Other Ways to Save Money on Fuel
Some trips and driving miles are necessary. While car owners could limit their driving to lower their fuel costs, other bad habits also drive the need for more fuel. Here are a few tips to increase fuel efficiency and endure fewer trips to the pump:
- Don’t idle unnecessarily. Yes, vehicles idle at stop lights. However, some drivers sit with their engines on and check their email. Don’t idle unnecessarily; it just wastes fuel. In addition, more modern vehicles often include an automatic stop/start option that allows the engine to turn off when the car idles at a light. This simple feature could help fuel efficiency.
- Check the tires. Low tire pressure actually can put a dent on fuel efficiency. Check the tire pressure and make sure tires are rotated regularly. Schedule tire rotations during routine oil changes.
- Change the oil. Don’t wait to schedule that oil change. Lack of maintenance also can decrease fuel efficiency. Pay attention to the mileage and schedule necessary oil changes.
- Don’t add weight. Sometimes towing or carrying extra weight is inevitable, but other times it’s a choice.

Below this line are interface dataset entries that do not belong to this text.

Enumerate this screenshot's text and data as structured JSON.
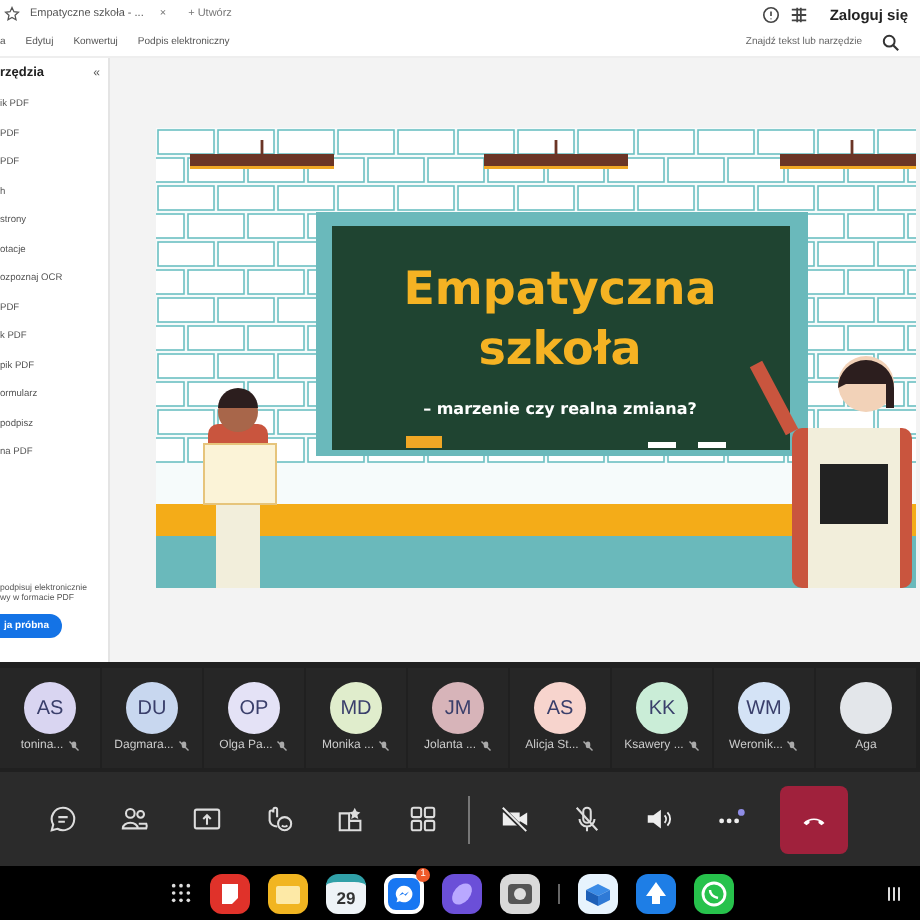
{
  "browser": {
    "tab_title": "Empatyczne szkoła - ...",
    "tab_close": "×",
    "new_tab": "+ Utwórz",
    "account": "Zaloguj się"
  },
  "menu": {
    "items": [
      "a",
      "Edytuj",
      "Konwertuj",
      "Podpis elektroniczny"
    ],
    "search": "Znajdź tekst lub narzędzie"
  },
  "sidebar": {
    "title": "rzędzia",
    "collapse": "«",
    "items": [
      "ik PDF",
      "PDF",
      "PDF",
      "h",
      "strony",
      "otacje",
      "ozpoznaj OCR",
      "PDF",
      "k PDF",
      "pik PDF",
      "ormularz",
      "podpisz",
      "na PDF"
    ],
    "promo": [
      "podpisuj elektronicznie",
      "wy w formacie PDF"
    ],
    "button": "ja próbna"
  },
  "slide": {
    "title_lines": [
      "Empatyczna",
      "szkoła"
    ],
    "subtitle": "– marzenie czy realna zmiana?"
  },
  "participants": [
    {
      "initials": "AS",
      "name": "tonina...",
      "color": "#d9d5f1"
    },
    {
      "initials": "DU",
      "name": "Dagmara...",
      "color": "#c8d7ef"
    },
    {
      "initials": "OP",
      "name": "Olga Pa...",
      "color": "#e4e2f6"
    },
    {
      "initials": "MD",
      "name": "Monika ...",
      "color": "#e0edcc"
    },
    {
      "initials": "JM",
      "name": "Jolanta ...",
      "color": "#d7b4b9"
    },
    {
      "initials": "AS",
      "name": "Alicja St...",
      "color": "#f7d4cd"
    },
    {
      "initials": "KK",
      "name": "Ksawery ...",
      "color": "#caedd7"
    },
    {
      "initials": "WM",
      "name": "Weronik...",
      "color": "#d4e3f6"
    },
    {
      "name": "Aga",
      "color": "#e3e6ea"
    }
  ],
  "taskbar": {
    "calendar_day": "29",
    "messenger_badge": "1"
  }
}
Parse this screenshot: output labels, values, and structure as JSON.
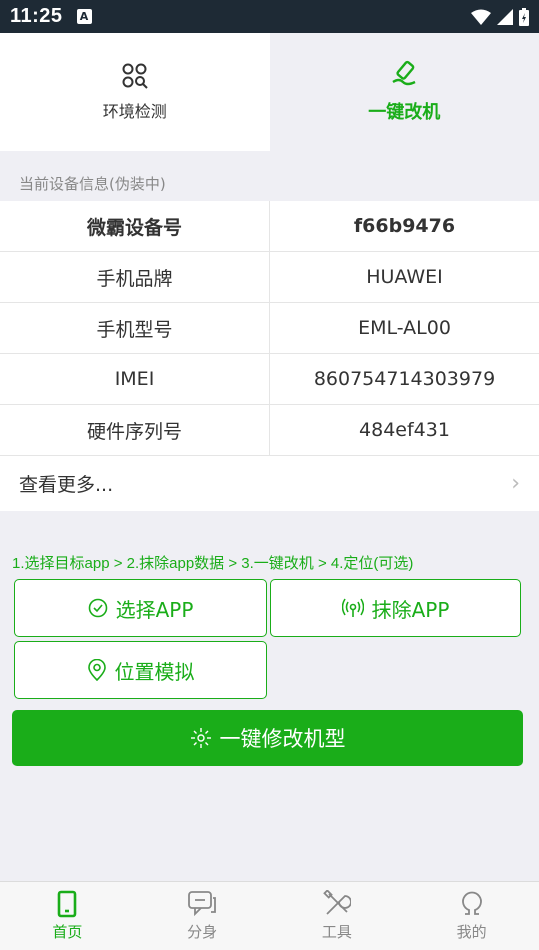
{
  "status_bar": {
    "time": "11:25",
    "badge": "A"
  },
  "top_tabs": [
    {
      "label": "环境检测",
      "icon": "grid-search-icon",
      "active": false
    },
    {
      "label": "一键改机",
      "icon": "brush-icon",
      "active": true
    }
  ],
  "device_info": {
    "section_title": "当前设备信息(伪装中)",
    "rows": [
      {
        "key": "微霸设备号",
        "value": "f66b9476"
      },
      {
        "key": "手机品牌",
        "value": "HUAWEI"
      },
      {
        "key": "手机型号",
        "value": "EML-AL00"
      },
      {
        "key": "IMEI",
        "value": "860754714303979"
      },
      {
        "key": "硬件序列号",
        "value": "484ef431"
      }
    ],
    "more_label": "查看更多..."
  },
  "steps_text": "1.选择目标app > 2.抹除app数据 > 3.一键改机 > 4.定位(可选)",
  "actions": {
    "select_app": "选择APP",
    "wipe_app": "抹除APP",
    "location_mock": "位置模拟",
    "one_key_modify": "一键修改机型"
  },
  "bottom_nav": [
    {
      "label": "首页",
      "icon": "phone-icon",
      "active": true
    },
    {
      "label": "分身",
      "icon": "chat-icon",
      "active": false
    },
    {
      "label": "工具",
      "icon": "tools-icon",
      "active": false
    },
    {
      "label": "我的",
      "icon": "user-icon",
      "active": false
    }
  ],
  "colors": {
    "accent": "#1aad19",
    "status_bar": "#1e2a35",
    "background": "#efeff4"
  }
}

Towing that boat to the lake will decrease fuel efficiency and cost more in gas money. Is the trip worth the fuel?
- Don’t speed. Traveling at higher speeds requires more fuel. Stick to the speed limit.
- Choose the highway. Standard vehicles offer better fuel efficiency for highway driving. However, many hybrids provide better gas mileage in the city. If the vehicle favors fuel (and isn’t a hybrid), choose the highway when possible.
Should Consumers Invest in Electric
When fuel costs are high, consumers might start feeling electrified by the potential savings of electric vehicles. While it’s true that driving these vehicles lets owners skip the pump, electric vehicles are powered by a battery that’s charged by electricity.
While fuel pumps are plentiful, charging stations aren’t so common in all areas. Car owners might want to invest in a level 2 charging station to ensure that they can fully charge their electric vehicle overnight at home. In addition, they might need to plot out any long trips to account for charging needs.
For some consumers, the price of a new electric vehicle also could be beyond their price range. The least expensive electric model on the market is the Nissan Leaf, which starts at $27,400; Business Insider reports that it’s also still eligible for a tax credit.
The Many Advantages of Decreasing the Drive
The biggest advantage of limiting car usage is the savings related to fuel costs. Less driving means fewer visits to the gas station. In addition, car owners will put fewer miles on their vehicle; the car also will endure less wear and tear. There also could be benefits related to insurance costs, but car owners will need to reach out to their provider.
Car owners might not think about the eco-benefits related to decreased vehicle use. Yet, every time an individual walks or bikes instead of turning the ignition on their car, they can help decrease their impact on the environment.